This week the Met Office is forecasting that temperatures are likely to reach over 30 degrees in most of England until Saturday.
This is a time to check on elderly neighbours and friends and family who might need help to say cool. Please check on older neighbours, family and friends, who may need extra help in the heat.
Elderly people need to take care not to overheat because their bodies don’t adjust as well to sudden changes in temperature. Also chronic medical conditions can change their body responses to heat while prescription medicines can impair their body’s ability to regulate temperature or could actually prevent sweating. So it is important that older people avoid strenuous activities and keep inside away from the hot sun.
6 tips to help the Elderly stay cool
- Drink plenty of water
- Eat lighter meals
- Use cooling snacks like ice lollies
- Take a cool showers or baths
- Keep the house as cool as possible use fans if needed
- Use a cold damp flannel on the back of the neck, re cool the flannel periodically
How to spot and treat heat exhaustion
Heat exhaustion and heatstroke are both life-threatening conditions and can develop if left untreated.

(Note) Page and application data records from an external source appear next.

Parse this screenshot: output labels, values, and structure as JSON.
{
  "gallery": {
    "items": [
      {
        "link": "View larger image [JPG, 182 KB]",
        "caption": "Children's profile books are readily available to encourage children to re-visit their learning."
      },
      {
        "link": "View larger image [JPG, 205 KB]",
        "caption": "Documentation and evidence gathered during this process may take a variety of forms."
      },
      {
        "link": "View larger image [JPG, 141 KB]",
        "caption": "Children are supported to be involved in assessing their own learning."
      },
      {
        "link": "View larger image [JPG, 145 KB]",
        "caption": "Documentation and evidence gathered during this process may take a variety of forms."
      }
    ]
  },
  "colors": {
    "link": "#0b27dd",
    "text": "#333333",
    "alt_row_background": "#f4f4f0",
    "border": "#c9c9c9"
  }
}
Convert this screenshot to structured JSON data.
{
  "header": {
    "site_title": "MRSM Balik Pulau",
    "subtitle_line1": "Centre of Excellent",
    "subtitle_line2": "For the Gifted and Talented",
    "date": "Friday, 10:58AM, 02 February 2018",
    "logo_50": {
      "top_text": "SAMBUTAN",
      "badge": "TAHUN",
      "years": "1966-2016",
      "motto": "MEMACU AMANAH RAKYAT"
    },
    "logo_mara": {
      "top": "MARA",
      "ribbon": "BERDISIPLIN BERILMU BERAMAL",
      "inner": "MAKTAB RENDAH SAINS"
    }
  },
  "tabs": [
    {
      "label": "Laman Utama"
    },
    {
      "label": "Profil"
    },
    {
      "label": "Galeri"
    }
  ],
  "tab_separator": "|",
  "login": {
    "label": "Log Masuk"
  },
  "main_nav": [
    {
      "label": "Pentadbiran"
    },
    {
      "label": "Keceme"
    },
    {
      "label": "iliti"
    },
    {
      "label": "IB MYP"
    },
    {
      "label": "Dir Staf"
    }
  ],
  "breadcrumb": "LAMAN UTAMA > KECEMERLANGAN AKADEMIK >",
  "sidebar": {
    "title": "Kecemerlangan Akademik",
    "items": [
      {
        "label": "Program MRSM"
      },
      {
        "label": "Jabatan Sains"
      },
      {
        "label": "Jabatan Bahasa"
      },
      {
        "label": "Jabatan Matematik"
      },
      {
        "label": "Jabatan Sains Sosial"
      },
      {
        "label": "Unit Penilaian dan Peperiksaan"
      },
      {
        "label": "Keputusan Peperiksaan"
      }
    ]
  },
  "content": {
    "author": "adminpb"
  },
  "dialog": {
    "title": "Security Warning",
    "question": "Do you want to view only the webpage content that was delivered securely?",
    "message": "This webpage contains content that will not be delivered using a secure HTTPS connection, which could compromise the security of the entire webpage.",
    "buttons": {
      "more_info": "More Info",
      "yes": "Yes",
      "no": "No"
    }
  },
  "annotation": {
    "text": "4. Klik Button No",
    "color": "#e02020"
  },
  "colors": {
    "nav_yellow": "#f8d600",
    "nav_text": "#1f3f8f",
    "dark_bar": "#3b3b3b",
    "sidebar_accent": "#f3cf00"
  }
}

Symptoms of heat exhaustion include: headaches, dizziness, nausea or vomiting, intense thirst, heavy sweating and a fast pulse.
Heatstroke can develop if heat exhaustion is left untreated – it can also develop suddenly and without warning. The symptoms of heatstroke include confusion, disorientation, seizures and loss of consciousness.
If you or someone else shows symptoms:
Call 999 immediately, or 112 if you are in the EU
If you have a community or personal alarm, press the button to call for help
While waiting for the ambulance, follow the advice for treating heat exhaustion
For more information on keeping cool in a heatwave head over to this page: